“The next time you check out at Whole Foods, you might meet my friend Esther at the register. In a few years, you might meet a robot. Or no one at all.Amazon’s purchase of Whole Foods is expected to revolutionize the grocery business, accelerating a trend toward increasing automation and the elimination of cashiers and other human workers. The Amazon Go store in Seattle, devoid of sales clerks and checkout lines, offers a glimpse of what this “just walk out” grocery shopping experience might look like.
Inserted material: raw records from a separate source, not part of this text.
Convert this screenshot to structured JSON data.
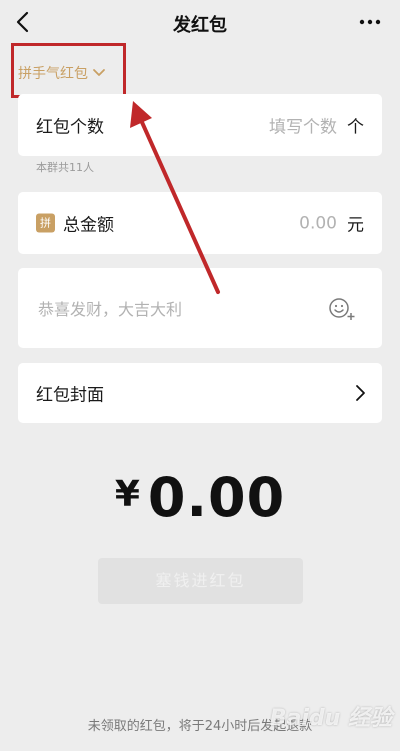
{
  "header": {
    "title": "发红包",
    "back_icon": "chevron-left-icon",
    "more_icon": "more-dots-icon"
  },
  "type_selector": {
    "label": "拼手气红包",
    "color": "#c9a064"
  },
  "count": {
    "label": "红包个数",
    "placeholder": "填写个数",
    "unit": "个",
    "hint": "本群共11人"
  },
  "amount": {
    "badge": "拼",
    "label": "总金额",
    "value": "0.00",
    "unit": "元"
  },
  "wish": {
    "placeholder": "恭喜发财，大吉大利",
    "emoji_icon": "emoji-add-icon"
  },
  "cover": {
    "label": "红包封面",
    "chevron_icon": "chevron-right-icon"
  },
  "total": {
    "currency": "¥",
    "amount": "0.00"
  },
  "submit": {
    "label": "塞钱进红包"
  },
  "footer": {
    "note": "未领取的红包，将于24小时后发起退款"
  },
  "annotation": {
    "color": "#c0282a"
  },
  "watermark": {
    "text": "Baidu 经验"
  }
}
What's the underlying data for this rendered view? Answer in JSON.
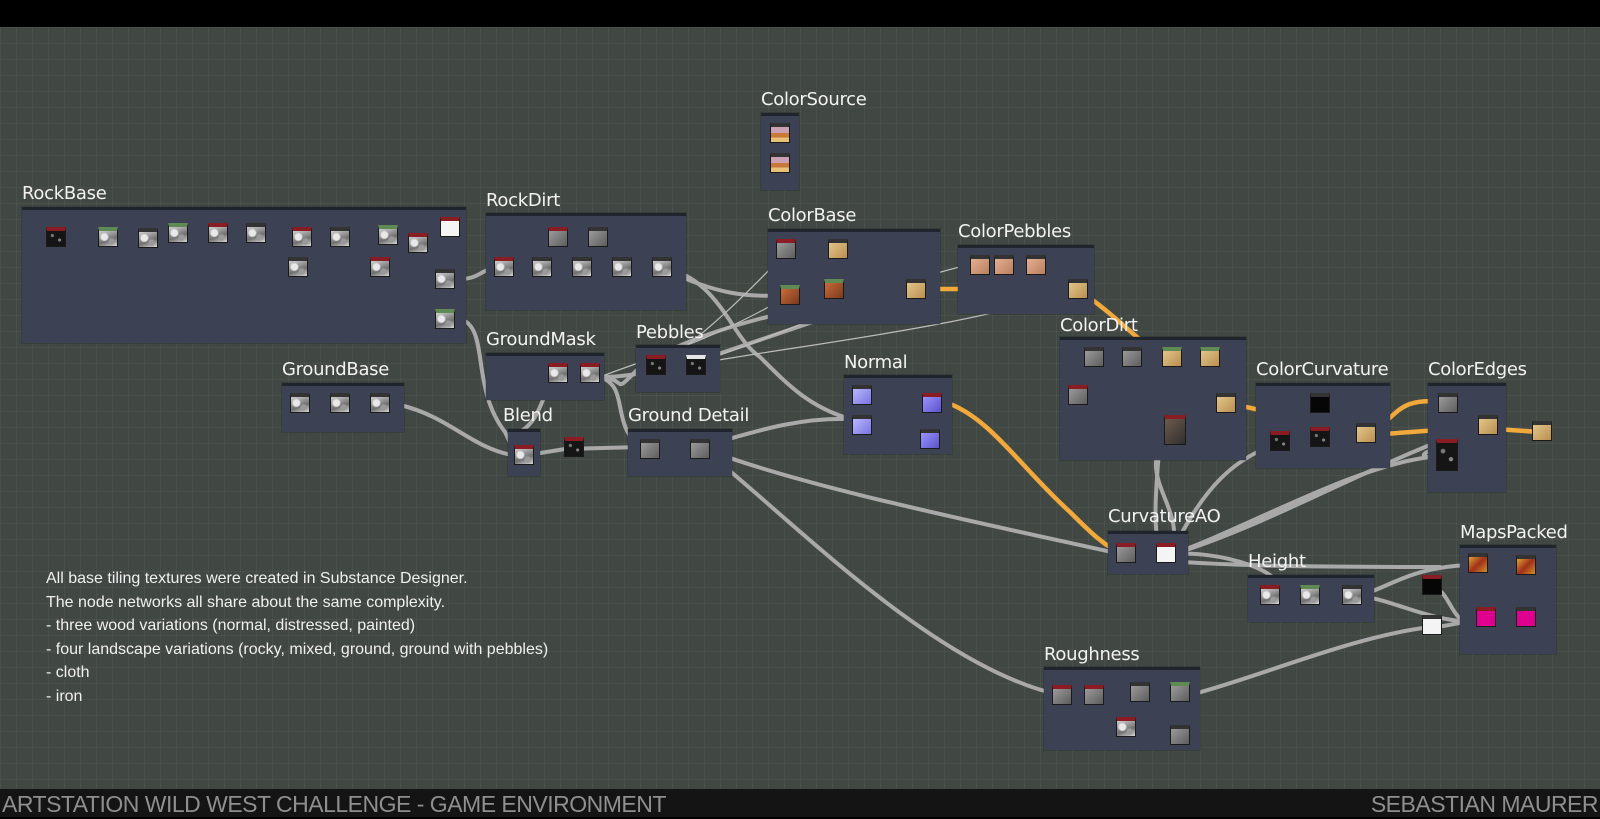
{
  "frames": {
    "colorsource": "ColorSource",
    "rockbase": "RockBase",
    "rockdirt": "RockDirt",
    "colorbase": "ColorBase",
    "colorpebbles": "ColorPebbles",
    "colordirt": "ColorDirt",
    "groundmask": "GroundMask",
    "pebbles": "Pebbles",
    "normal": "Normal",
    "groundbase": "GroundBase",
    "blend": "Blend",
    "grounddetail": "Ground Detail",
    "colorcurvature": "ColorCurvature",
    "coloredges": "ColorEdges",
    "curvatureao": "CurvatureAO",
    "mapspacked": "MapsPacked",
    "height": "Height",
    "roughness": "Roughness"
  },
  "description": [
    "All base tiling textures were created in Substance Designer.",
    "The node networks all share about the same complexity.",
    "",
    "- three wood variations (normal, distressed, painted)",
    "- four landscape variations (rocky, mixed, ground, ground with pebbles)",
    "- cloth",
    "- iron"
  ],
  "footer": {
    "left": "ARTSTATION WILD WEST CHALLENGE - GAME ENVIRONMENT",
    "right": "SEBASTIAN MAURER"
  },
  "colors": {
    "canvas": "#414844",
    "frame": "#3c4253",
    "wire_grey": "#a9a9a9",
    "wire_orange": "#f2a93b",
    "footer": "#141414"
  }
}
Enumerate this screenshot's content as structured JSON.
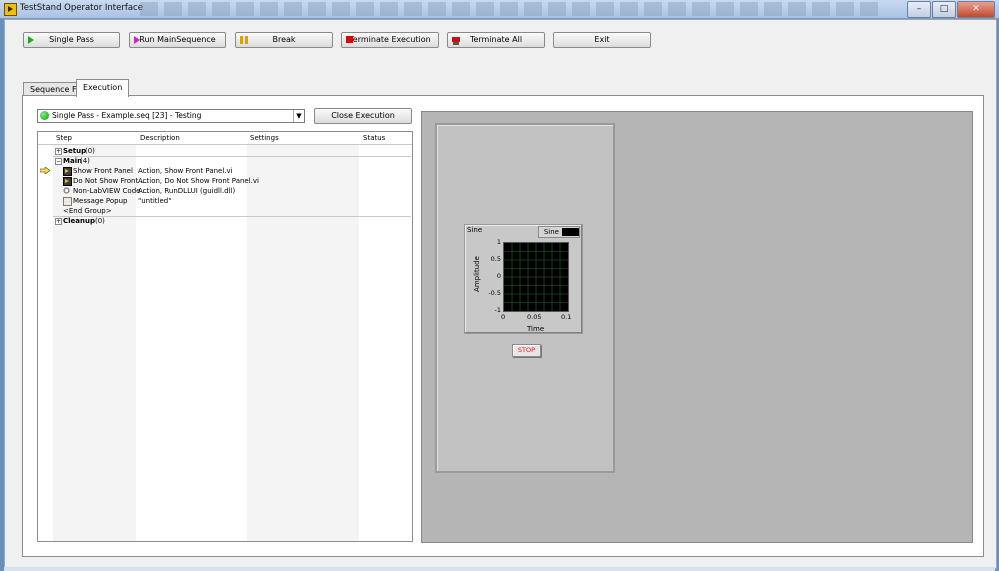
{
  "window": {
    "title": "TestStand Operator Interface",
    "minimize": "–",
    "maximize": "□",
    "close": "✕"
  },
  "toolbar": {
    "single_pass": "Single Pass",
    "run_main": "Run MainSequence",
    "break": "Break",
    "terminate_execution": "Terminate Execution",
    "terminate_all": "Terminate All",
    "exit": "Exit"
  },
  "tabs": {
    "sequence_file": "Sequence File",
    "execution": "Execution"
  },
  "execution": {
    "selected": "Single Pass - Example.seq [23] - Testing",
    "close_button": "Close Execution"
  },
  "grid": {
    "headers": {
      "step": "Step",
      "description": "Description",
      "settings": "Settings",
      "status": "Status"
    },
    "setup": {
      "name": "Setup",
      "count": "(0)"
    },
    "main": {
      "name": "Main",
      "count": "(4)"
    },
    "steps": [
      {
        "name": "Show Front Panel",
        "description": "Action,  Show Front Panel.vi"
      },
      {
        "name": "Do Not Show Front ...",
        "description": "Action,  Do Not Show Front Panel.vi"
      },
      {
        "name": "Non-LabVIEW Code ...",
        "description": "Action,  RunDLLUI (guidll.dll)"
      },
      {
        "name": "Message Popup",
        "description": "\"untitled\""
      }
    ],
    "end_group": "<End Group>",
    "cleanup": {
      "name": "Cleanup",
      "count": "(0)"
    }
  },
  "front_panel": {
    "chart_title": "Sine",
    "legend_label": "Sine",
    "stop_label": "STOP"
  },
  "chart_data": {
    "type": "line",
    "title": "",
    "xlabel": "Time",
    "ylabel": "Amplitude",
    "xlim": [
      0,
      0.1
    ],
    "ylim": [
      -1,
      1
    ],
    "x_ticks": [
      "0",
      "0.05",
      "0.1"
    ],
    "y_ticks": [
      "1",
      "0.5",
      "0",
      "-0.5",
      "-1"
    ],
    "grid": true,
    "series": [
      {
        "name": "Sine",
        "values": []
      }
    ],
    "plot_background": "#000000",
    "grid_color": "#1f6e1f"
  }
}
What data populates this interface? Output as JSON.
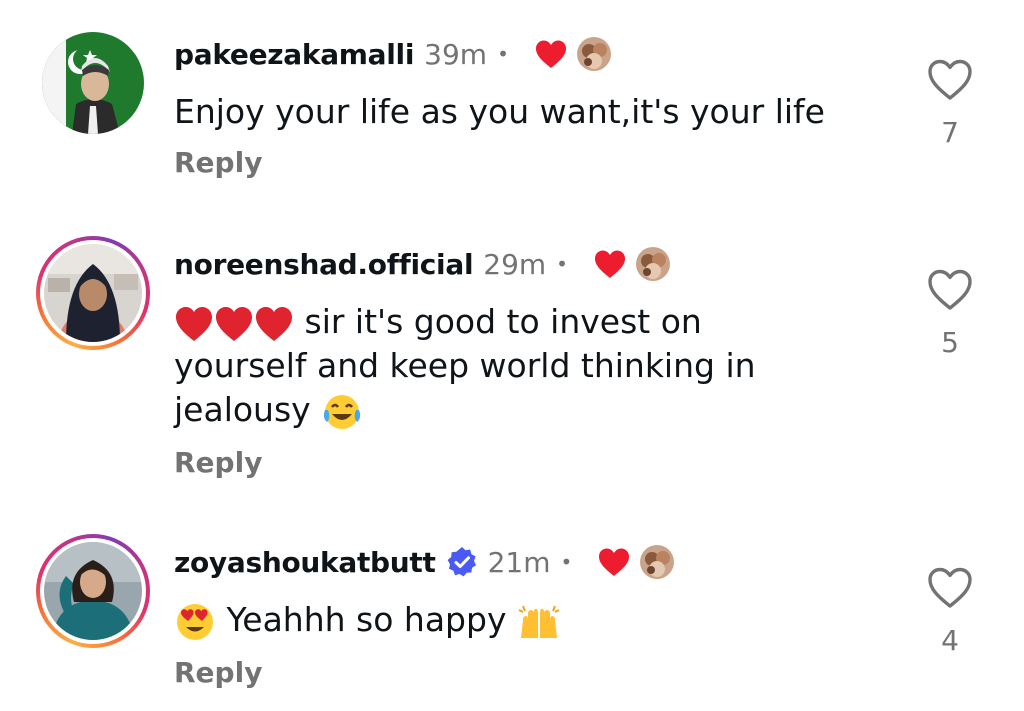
{
  "colors": {
    "heart_red": "#ed1c2e",
    "muted_text": "#737373",
    "primary_text": "#0f1419",
    "verified_blue": "#4a5bf5"
  },
  "comments": [
    {
      "username": "pakeezakamalli",
      "time": "39m",
      "separator": "•",
      "text": "Enjoy your life as you want,it's your life",
      "emojis_before": [],
      "emojis_after": [],
      "reply_label": "Reply",
      "likes": "7",
      "verified": false,
      "avatar_icon": "flag-portrait-avatar",
      "liked_by_author": true
    },
    {
      "username": "noreenshad.official",
      "time": "29m",
      "separator": "•",
      "text": "sir it's good to invest on yourself and keep world thinking in jealousy",
      "emojis_before": [
        "red-heart-emoji",
        "red-heart-emoji",
        "red-heart-emoji"
      ],
      "emojis_after": [
        "tears-of-joy-emoji"
      ],
      "reply_label": "Reply",
      "likes": "5",
      "verified": false,
      "avatar_icon": "woman-hijab-avatar",
      "liked_by_author": true
    },
    {
      "username": "zoyashoukatbutt",
      "time": "21m",
      "separator": "•",
      "text": "Yeahhh so happy",
      "emojis_before": [
        "heart-eyes-emoji"
      ],
      "emojis_after": [
        "raising-hands-emoji"
      ],
      "reply_label": "Reply",
      "likes": "4",
      "verified": true,
      "avatar_icon": "woman-teal-dress-avatar",
      "liked_by_author": true
    }
  ]
}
I’m not looking forward to it. While interactions with cashiers may seem insignificant, or at times even a nuisance, they also foster sociability between strangers.I first met Esther 10 years ago when she worked as a cashier at a mom-and-pop bakery in Manhattan, where I’d come to study how adults over 65 used neighborhood spaces to develop social connections that helped them avoid social isolation and live independently.”
I’m with this lovely op-ed by Stacy Torres. I can’t stand it that the supermarkets I shop in are trying to force us into the robot check out machines. Stop It, Stop and Shop. Do Right, ShopRite! Let our neigbors keep their jobs.
Under employment is a giant problem. As I’ve written before, I propose a new, national, full employment tax on all business and business people. The proceeds of this 1-2% tax would go to support make work progams so that all Americans who wish to can work. It would go down, as the employment rate went down, and up, when the unemployment rate went up. This would penalize those retailers who think they can replace all working Americans with robots.
There are many good comments. Here are some that caught my attention:
Will these robot workers pay taxes?
If you want a view into what our society will look like when the robots are doing all the jobs, look no further than the hopelessness behind the opiate crisis that is currently unfolding in many of our rural areas. And if you think the government will come to the rescue, note that many of these same people voted for an administration that is poised to redirect a trillion dollars to tax cuts for the rich that before that would have went to health care for many of these addicts.